Tuberculosis (TB) Disease: Only the Tip of the Iceberg

  • There are two types of TB conditions: TB disease and latent TB infection.
  • People with TB disease are sick from active TB germs.  They usually have symptoms and may spread TB germs to others.
  • People with latent TB infection do not feel sick, do not have symptoms, and cannot spread TB germs to others. But, if their TB germs become active, they can develop TB disease.
  • Millions of people in the U.S. have latent TB infection.  Without treatment, they are at risk for developing TB disease.
  • DOWNLOAD: General Information: Tuberculosis    English
  • DOWNLOAD: La Tuberculosis: Información General   Espanol
  • Schedule a TB SKIN TEST, Click Here.

Listen to a Podcast about the Basic Tuberculosis Information:

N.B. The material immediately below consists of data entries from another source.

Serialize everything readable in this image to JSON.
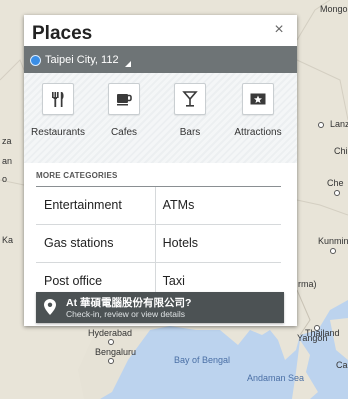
{
  "map": {
    "labels": {
      "mongolia": "Mongo",
      "lanzhou": "Lanz",
      "chi": "Chi",
      "che": "Che",
      "kunming": "Kunmin",
      "myanmar": "rma)",
      "yangon": "Yangon",
      "thailand": "Thailand",
      "hyderabad": "Hyderabad",
      "bengaluru": "Bengaluru",
      "bay_of_bengal": "Bay of Bengal",
      "andaman_sea": "Andaman Sea",
      "cai": "Ca",
      "left_a": "za",
      "left_b": "an",
      "left_c": "o",
      "left_d": "Ka"
    }
  },
  "panel": {
    "title": "Places",
    "close_symbol": "×",
    "location": "Taipei City, 112",
    "categories": [
      {
        "label": "Restaurants",
        "icon": "restaurant-icon"
      },
      {
        "label": "Cafes",
        "icon": "cafe-icon"
      },
      {
        "label": "Bars",
        "icon": "bar-icon"
      },
      {
        "label": "Attractions",
        "icon": "attractions-icon"
      }
    ],
    "more_title": "MORE CATEGORIES",
    "more": [
      [
        "Entertainment",
        "ATMs"
      ],
      [
        "Gas stations",
        "Hotels"
      ],
      [
        "Post office",
        "Taxi"
      ]
    ]
  },
  "checkin": {
    "main": "At 華碩電腦股份有限公司?",
    "sub": "Check-in, review or view details"
  },
  "colors": {
    "location_bar": "#6e7476",
    "checkin_bar": "#4c5254",
    "water": "#bcd3ee",
    "land": "#e8e4d8"
  }
}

In this podcast, Dr. Kenneth Castro, Director of the Division of Tuberculosis Elimination, discusses basic TB prevention, testing, and treatment information. Created: 3/12/2012 by National Center for HIV/AIDS, Viral Hepatitis, STD, and TB Prevention (NCHHSTP). Date Released: 3/12/2012. Series Name: CDC Featured Podcasts.



TB Skin Tests
Tuberculosis (TB) is a disease that is spread through the air from one person to another.

There are two kinds of tests that are used to determine if a person has been infected with TB bacteria: the tuberculin skin test and TB blood tests. A positive TB skin test or TB blood test only tells that a person has been infected with TB bacteria. It does not tell whether the person has latent TB infection (LTBI) or has progressed to TB disease. Other tests, such as a chest x-ray and a sample of sputum, are needed to see whether the person has TB disease.

Tuberculin skin test: The TB skin test (also called the Mantoux tuberculin skin test) is performed by injecting a small amount of fluid (called tuberculin) into the skin in the lower part of the arm.

A person given the tuberculin skin test must return within 48 to 72 hours to have a trained health care worker look for a reaction on the arm. The health care worker will look for a raised, hard area or swelling, and if present, measure its size using a ruler. Redness by itself is not considered part of the reaction.

The skin test result depends on the size of the raised, hard area or swelling. It also depends on the person’s risk of being infected with TB bacteria and the progression to TB disease if infected.  

Positive skin test: This means the person’s body was infected with TB bacteria. Additional tests are needed to determine if the person has latent TB infection or TB disease. A health care worker will then provide treatment as needed.

Negative skin test: This means the person’s body did not react to the test, and that latent TB infection or TB disease is not likely.